Japan is involved in a dispute with China over islands in the East China Sea. Japan has this week announced its biggest ever defence budget - $42 billion - to counter China's increasing military influence in the region.
Under the bridge of values and spirit, Kishida said values of democracy, freedom, open economy and the rule of law are indispensable for the Indo-Pacific region to remain stable and prosperous - and to shine as the centre of the world.
On the issue of reform of the UN Security Council, Kishida said both countries will become driving forces of reform of the world body, and for this, the G4 countries of Japan, India, Germany and Brazil will work together to garner support from the international community.
The Japanese foreign minister, who is in India on a three-day visit for the eighth round of the strategic dialogue, also denounced the Paris terror attacks and said both sides should firmly confront terrorism.
Noting that the year marks the 70th year of the atomic bombings on his country, the Japanese minister expressed appreciation of the Indian parliament for conveying its condolences to the victims of the bombings every year in August.

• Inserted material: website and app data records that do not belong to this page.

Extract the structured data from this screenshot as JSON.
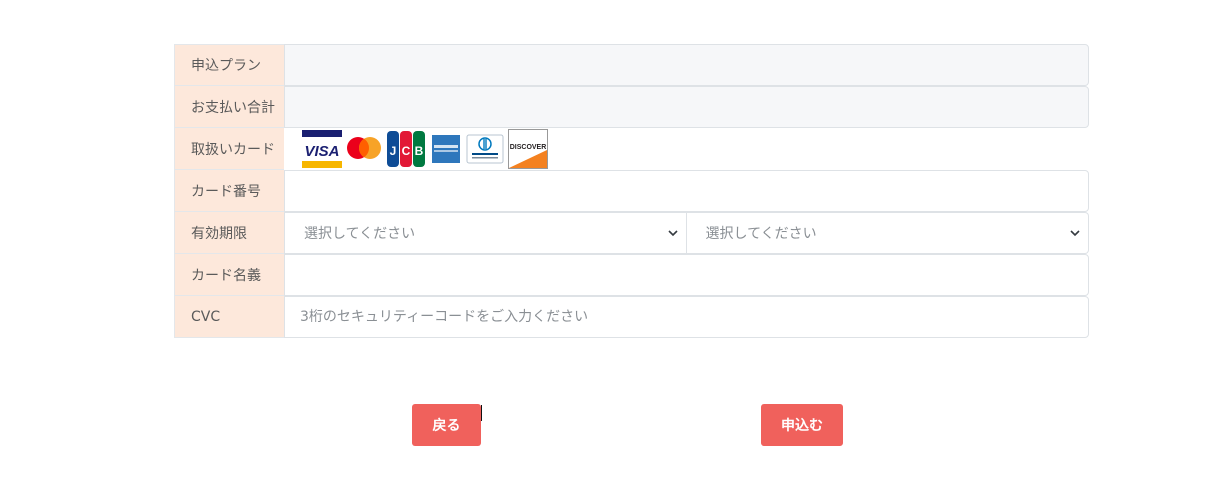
{
  "form": {
    "plan": {
      "label": "申込プラン",
      "value": ""
    },
    "total": {
      "label": "お支払い合計",
      "value": ""
    },
    "cards": {
      "label": "取扱いカード",
      "brands": [
        "VISA",
        "mastercard",
        "JCB",
        "AMERICAN EXPRESS",
        "Diners Club INTERNATIONAL",
        "DISCOVER"
      ]
    },
    "card_number": {
      "label": "カード番号",
      "value": ""
    },
    "expiry": {
      "label": "有効期限",
      "month_selected": "選択してください",
      "year_selected": "選択してください"
    },
    "card_name": {
      "label": "カード名義",
      "value": ""
    },
    "cvc": {
      "label": "CVC",
      "placeholder": "3桁のセキュリティーコードをご入力ください"
    }
  },
  "buttons": {
    "back_label": "戻る",
    "submit_label": "申込む"
  },
  "colors": {
    "label_bg": "#fde8db",
    "readonly_bg": "#f6f7f9",
    "button_bg": "#f0615c"
  }
}
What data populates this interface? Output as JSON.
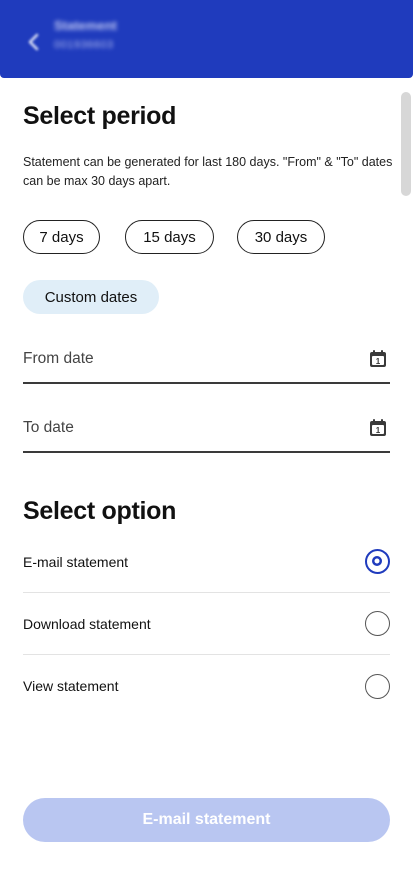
{
  "header": {
    "title": "Statement",
    "subtitle": "001936603",
    "back_icon": "chevron-left-icon",
    "bg_color": "#1f3bbd"
  },
  "period": {
    "title": "Select period",
    "description": "Statement can be generated for last 180 days. \"From\" & \"To\" dates can be max 30 days apart.",
    "chips": [
      "7 days",
      "15 days",
      "30 days"
    ],
    "custom_label": "Custom dates",
    "from_label": "From date",
    "to_label": "To date",
    "calendar_icon": "calendar-icon"
  },
  "options": {
    "title": "Select option",
    "items": [
      {
        "label": "E-mail statement",
        "selected": true
      },
      {
        "label": "Download statement",
        "selected": false
      },
      {
        "label": "View statement",
        "selected": false
      }
    ],
    "accent_color": "#1f3bbd"
  },
  "action": {
    "button_label": "E-mail statement",
    "disabled": true
  }
}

For working towards the goal of a nuclear weapons-free world, he said they would like to explore how both sides can cooperate for boosting disarmament and non-proliferation efforts under their Special Strategic and Global Partnership.